This year marks the 10th anniversary of the President’s Emergency Plan for AIDS Relief (PEPFAR), the largest bilateral program focused on a single disease in history. Launched by former President Bush in his 2003 State of the Union and built upon by President Obama, PEPFAR has enjoyed strong bipartisan support since its founding. It has also been an invaluable partner to the Global Fund in-country.
As part of Friends’ interview series, we spoke with Dr. Michael P. Johnson, the Global Fund Attaché to the Permanent Mission of the United States of America to the United Nations Office and Other International Organizations. From his office in Geneva, Dr. Johnson spoke to us about his role in improving collaboration between the two organizations and his experiences in global health.
Friends: On a personal note, why is global health important to you? How did you become involved with it?
Dr. Johnson: I started medical school with the intention of working in domestic, community-based primary care. My father was a civil rights and religious leader in Harlem and, as a result, the problem of health disparities and opportunity for service to others to combat disparities were very important to me.
Later, while in medical school, I went on an exchange trip for two months to West Africa, and saw the incredible need – but also the incredible opportunity – in global health. From there, I started to move towards a career in the field, was trained in infectious diseases, and began working when the AIDS epidemic hit. Ultimately, because HIV/AIDS finds the places of greatest disparity and exploits the most vulnerable, I’m still following my passion for tackling health-related inequalities.
What is your role as Global Fund Attaché?
It is a position that did not exist prior to my appointment, so I had the challenge and opportunity to define it. There are so many ways in which PEPFAR and the Global Fund can, and are, building relationships and achieving more effective and efficient programming. My role is to identify programmatic areas and opportunities for partnership between the two, and to enable and enhance the communication among the relevant people in the U.S., in the field, and at the Global Fund secretariat in Geneva.
What strength do you think each organization (PEPFAR and the Global Fund) brings to the fight?
The technical size and might of PEPFAR (especially in-country) is a unique strength. We have a robust and capable staff on the ground, including local partners who are technically strong, and also know the local situation.
On the Global Fund side, the first and obvious strength is the large financial commitment it brings to bear. Each country that contributes to the Global Fund leverages the funding of many others, so it’s a very effective mechanism to bring money to the table.
Another Global Fund strength is the Country Coordinating Mechanism (CCM) which facilitates important collaboration between the public sector and civil society to target resources in the best way possible in country. This is something that is not a natural structure in a lot of places. The model has challenges, but is important to bring about an inclusive and sustainable approach to community-based care, where the users of health services have a say in how and where resources are applied.
Can you point to an example or two where you think this collaboration has had particularly profound success in recent years?

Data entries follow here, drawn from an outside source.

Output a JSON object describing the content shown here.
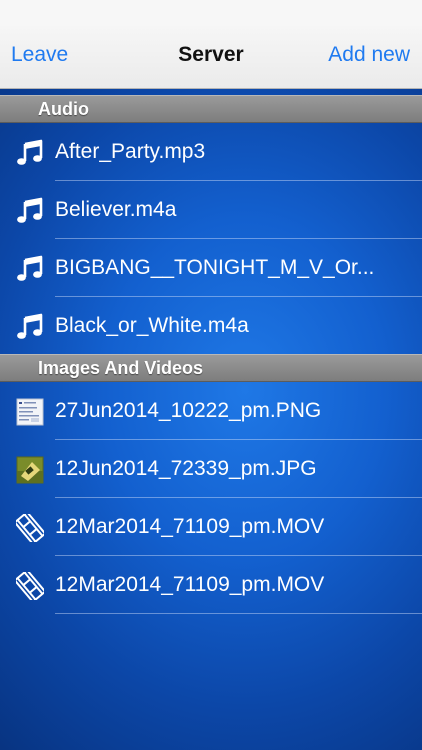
{
  "nav": {
    "leave_label": "Leave",
    "title": "Server",
    "add_label": "Add new",
    "accent_color": "#1f7af0"
  },
  "sections": [
    {
      "header": "Audio",
      "items": [
        {
          "name": "After_Party.mp3",
          "icon": "music-note-icon"
        },
        {
          "name": "Believer.m4a",
          "icon": "music-note-icon"
        },
        {
          "name": "BIGBANG__TONIGHT_M_V_Or...",
          "icon": "music-note-icon"
        },
        {
          "name": "Black_or_White.m4a",
          "icon": "music-note-icon"
        }
      ]
    },
    {
      "header": "Images And Videos",
      "items": [
        {
          "name": "27Jun2014_10222_pm.PNG",
          "icon": "image-thumbnail-icon"
        },
        {
          "name": "12Jun2014_72339_pm.JPG",
          "icon": "image-thumbnail-icon"
        },
        {
          "name": "12Mar2014_71109_pm.MOV",
          "icon": "film-strip-icon"
        },
        {
          "name": "12Mar2014_71109_pm.MOV",
          "icon": "film-strip-icon"
        }
      ]
    }
  ]
}
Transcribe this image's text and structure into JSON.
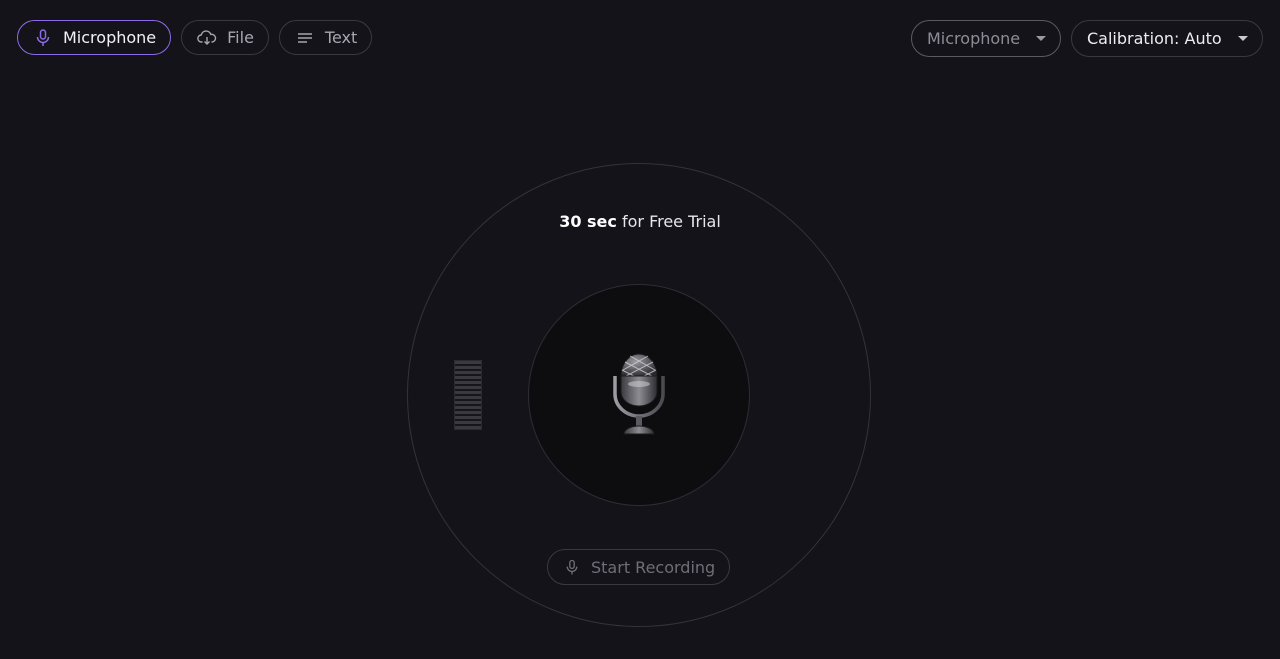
{
  "tabs": [
    {
      "label": "Microphone",
      "icon": "microphone-icon",
      "active": true
    },
    {
      "label": "File",
      "icon": "cloud-download-icon",
      "active": false
    },
    {
      "label": "Text",
      "icon": "text-lines-icon",
      "active": false
    }
  ],
  "selects": {
    "input_device": {
      "value": "Microphone"
    },
    "calibration": {
      "value": "Calibration: Auto"
    }
  },
  "trial": {
    "duration": "30 sec",
    "suffix": " for Free Trial"
  },
  "record_button": {
    "label": "Start Recording",
    "icon": "microphone-icon"
  },
  "center_icon": "studio-microphone-icon",
  "colors": {
    "background": "#141319",
    "accent": "#8d6be8",
    "border": "#3a3940",
    "muted_text": "#6f6e78"
  }
}
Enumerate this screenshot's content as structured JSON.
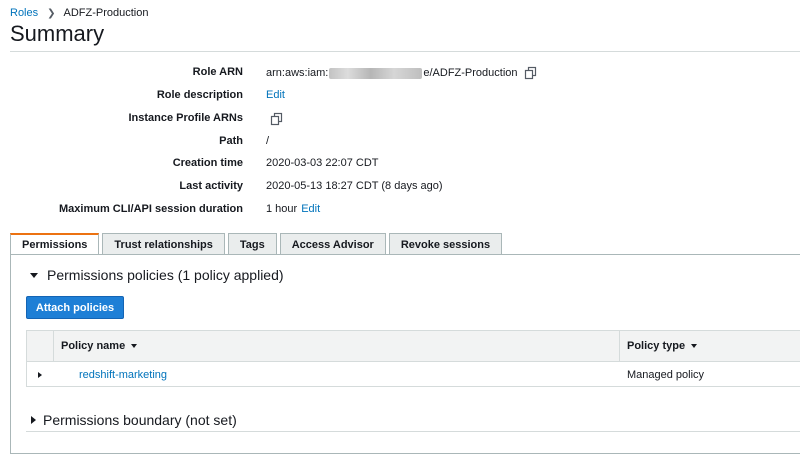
{
  "breadcrumb": {
    "parent": "Roles",
    "current": "ADFZ-Production"
  },
  "page": {
    "title": "Summary"
  },
  "summary": {
    "role_arn_label": "Role ARN",
    "role_arn_prefix": "arn:aws:iam:",
    "role_arn_suffix": "e/ADFZ-Production",
    "role_description_label": "Role description",
    "role_description_edit": "Edit",
    "instance_profile_label": "Instance Profile ARNs",
    "path_label": "Path",
    "path_value": "/",
    "creation_time_label": "Creation time",
    "creation_time_value": "2020-03-03 22:07 CDT",
    "last_activity_label": "Last activity",
    "last_activity_value": "2020-05-13 18:27 CDT (8 days ago)",
    "max_session_label": "Maximum CLI/API session duration",
    "max_session_value": "1 hour",
    "max_session_edit": "Edit"
  },
  "tabs": [
    {
      "label": "Permissions",
      "active": true
    },
    {
      "label": "Trust relationships",
      "active": false
    },
    {
      "label": "Tags",
      "active": false
    },
    {
      "label": "Access Advisor",
      "active": false
    },
    {
      "label": "Revoke sessions",
      "active": false
    }
  ],
  "permissions": {
    "policies_header": "Permissions policies (1 policy applied)",
    "attach_button": "Attach policies",
    "table": {
      "headers": [
        "Policy name",
        "Policy type"
      ],
      "rows": [
        {
          "name": "redshift-marketing",
          "type": "Managed policy"
        }
      ]
    },
    "boundary_header": "Permissions boundary (not set)"
  },
  "icons": {
    "copy": "copy-icon",
    "sort": "sort-caret-icon",
    "expand": "caret-right-icon",
    "collapse": "caret-down-icon"
  },
  "colors": {
    "link": "#0073bb",
    "primary_button": "#1e7fd6",
    "active_tab_accent": "#ec7211"
  }
}
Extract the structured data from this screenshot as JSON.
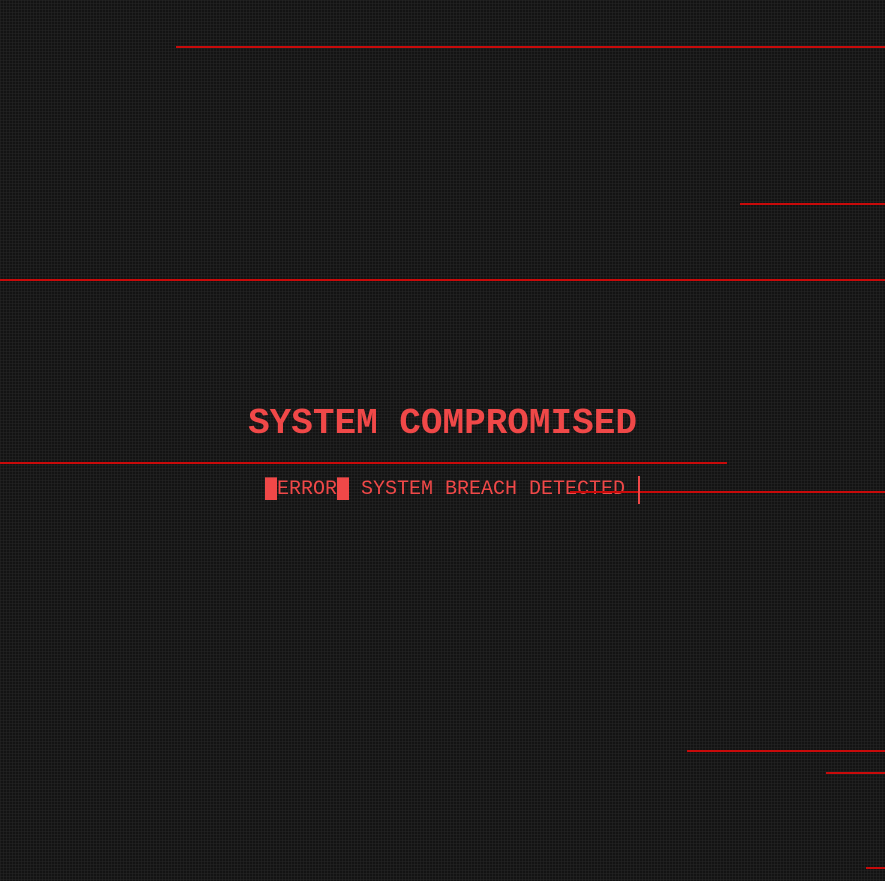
{
  "title": "SYSTEM COMPROMISED",
  "subtitle": "█ERROR█ SYSTEM BREACH DETECTED",
  "colors": {
    "text": "#f04848",
    "glitch_line": "#c80a0a",
    "background": "#131313"
  }
}
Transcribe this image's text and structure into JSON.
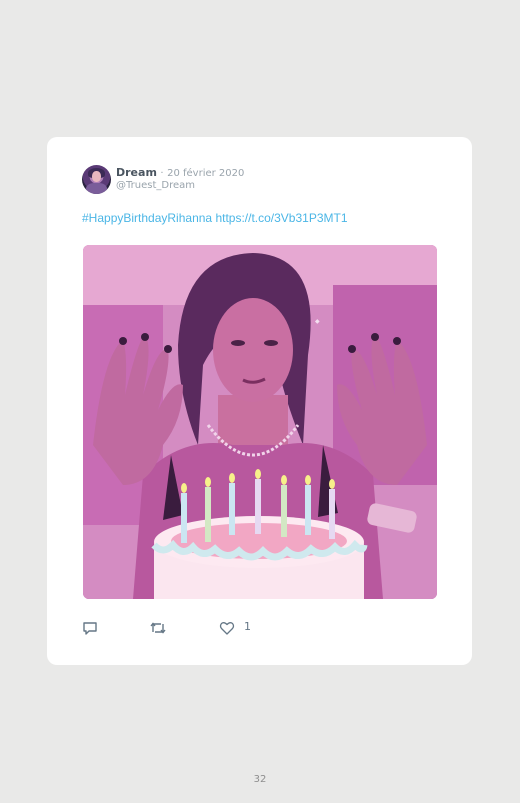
{
  "tweet": {
    "author_name": "Dream",
    "separator": "·",
    "date": "20 février 2020",
    "handle": "@Truest_Dream",
    "hashtag": "#HappyBirthdayRihanna",
    "link": "https://t.co/3Vb31P3MT1",
    "like_count": "1",
    "media_description_icon": "birthday-cake-image"
  },
  "page": {
    "number": "32"
  },
  "colors": {
    "background": "#e9e9e8",
    "card": "#ffffff",
    "link": "#4bb6e6",
    "icon": "#657786"
  }
}
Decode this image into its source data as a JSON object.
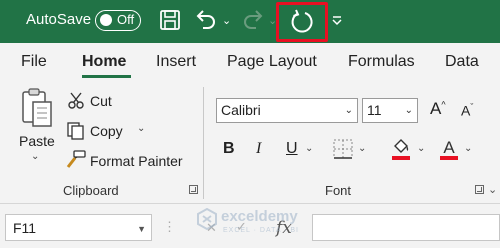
{
  "titlebar": {
    "autosave_label": "AutoSave",
    "autosave_state": "Off",
    "icons": [
      "save-icon",
      "undo-icon",
      "redo-icon",
      "repeat-icon",
      "customize-qat-icon"
    ],
    "background": "#217346",
    "highlight_color": "#e81123"
  },
  "tabs": [
    {
      "label": "File"
    },
    {
      "label": "Home",
      "active": true
    },
    {
      "label": "Insert"
    },
    {
      "label": "Page Layout"
    },
    {
      "label": "Formulas"
    },
    {
      "label": "Data"
    }
  ],
  "clipboard": {
    "paste": "Paste",
    "cut": "Cut",
    "copy": "Copy",
    "format_painter": "Format Painter",
    "group_label": "Clipboard"
  },
  "font": {
    "font_name": "Calibri",
    "font_size": "11",
    "bold": "B",
    "italic": "I",
    "underline": "U",
    "font_color_letter": "A",
    "fill_accent": "#e81123",
    "font_accent": "#e81123",
    "group_label": "Font"
  },
  "formula_bar": {
    "cell_reference": "F11",
    "fx": "fx",
    "formula": ""
  },
  "watermark": {
    "name": "exceldemy",
    "tagline": "EXCEL · DATA · BI"
  }
}
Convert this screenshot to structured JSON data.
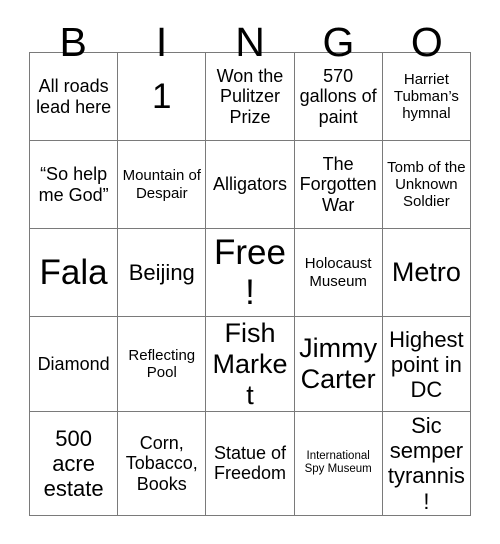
{
  "card": {
    "header_letters": [
      "B",
      "I",
      "N",
      "G",
      "O"
    ],
    "columns": 5,
    "rows": 5,
    "border_color": "#7a7a7a",
    "background_color": "#ffffff",
    "text_color": "#000000",
    "free_space": "Free!",
    "cells": [
      [
        {
          "text": "All roads lead here",
          "size": "sz-md"
        },
        {
          "text": "1",
          "size": "sz-xxl"
        },
        {
          "text": "Won the Pulitzer Prize",
          "size": "sz-md"
        },
        {
          "text": "570 gallons of paint",
          "size": "sz-md"
        },
        {
          "text": "Harriet Tubman’s hymnal",
          "size": "sz-sm"
        }
      ],
      [
        {
          "text": "“So help me God”",
          "size": "sz-md"
        },
        {
          "text": "Mountain of Despair",
          "size": "sz-sm"
        },
        {
          "text": "Alligators",
          "size": "sz-md"
        },
        {
          "text": "The Forgotten War",
          "size": "sz-md"
        },
        {
          "text": "Tomb of the Unknown Soldier",
          "size": "sz-sm"
        }
      ],
      [
        {
          "text": "Fala",
          "size": "sz-xxl"
        },
        {
          "text": "Beijing",
          "size": "sz-lg"
        },
        {
          "text": "Free!",
          "size": "sz-xxl"
        },
        {
          "text": "Holocaust Museum",
          "size": "sz-sm"
        },
        {
          "text": "Metro",
          "size": "sz-xl"
        }
      ],
      [
        {
          "text": "Diamond",
          "size": "sz-md"
        },
        {
          "text": "Reflecting Pool",
          "size": "sz-sm"
        },
        {
          "text": "Fish Market",
          "size": "sz-xl"
        },
        {
          "text": "Jimmy Carter",
          "size": "sz-xl"
        },
        {
          "text": "Highest point in DC",
          "size": "sz-lg"
        }
      ],
      [
        {
          "text": "500 acre estate",
          "size": "sz-lg"
        },
        {
          "text": "Corn, Tobacco, Books",
          "size": "sz-md"
        },
        {
          "text": "Statue of Freedom",
          "size": "sz-md"
        },
        {
          "text": "International Spy Museum",
          "size": "sz-xs"
        },
        {
          "text": "Sic semper tyrannis!",
          "size": "sz-lg"
        }
      ]
    ]
  }
}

Tanzania is certainly a place that comes to mind. Here, the Global Fund has transitioned largely to commodities purchasing, with PEPFAR resources wrapping around that support to provide technical strength and capacity to the interventions that are led by the government of Tanzania. We’re seeing this start to happen in other countries as well. In Nigeria, for example, PEPFAR and the Global Fund are examining our portfolio and identifying both geographic and programmatic “lanes” in which our work is harmonized and mutually reinforcing.
Another strong example that comes to mind is Haiti. The Fund Portfolio Manager at the Global Fund and the PEPFAR in-country team have mapped implementing grantees that we each support. In order to ensure there is no duplicative funding, the two organizations have aligned their reporting indicators and timelines. This led to a significant increase in efficiency and reduced the burden on the recipients by requiring one report instead of two.
How do you believe multilateral and bilateral organizations should work together? In terms of global health, can/should one exist without the other?
I think about it this way: What if there were no PEPFAR and everything had been done multilaterally from the beginning? Without PEPFAR, we would probably not have proven in such a short time that treatment in a complex environment can be scaled up and lives preserved. So, in this way, PEPFAR was incredibly important to show what is possible, and illuminates a pathway for the Global Fund.
Now, what if there were no Global Fund? If other countries had invented their own version of PEPFAR, there would have been chaos on the ground with multiple bilateral agencies operating in one space. So the multilateral mechanism, in the long run, is absolutely necessary.
The bottom line is that we can’t have one without the other. We need both in order to be successful.
This post was originally published in August 2013.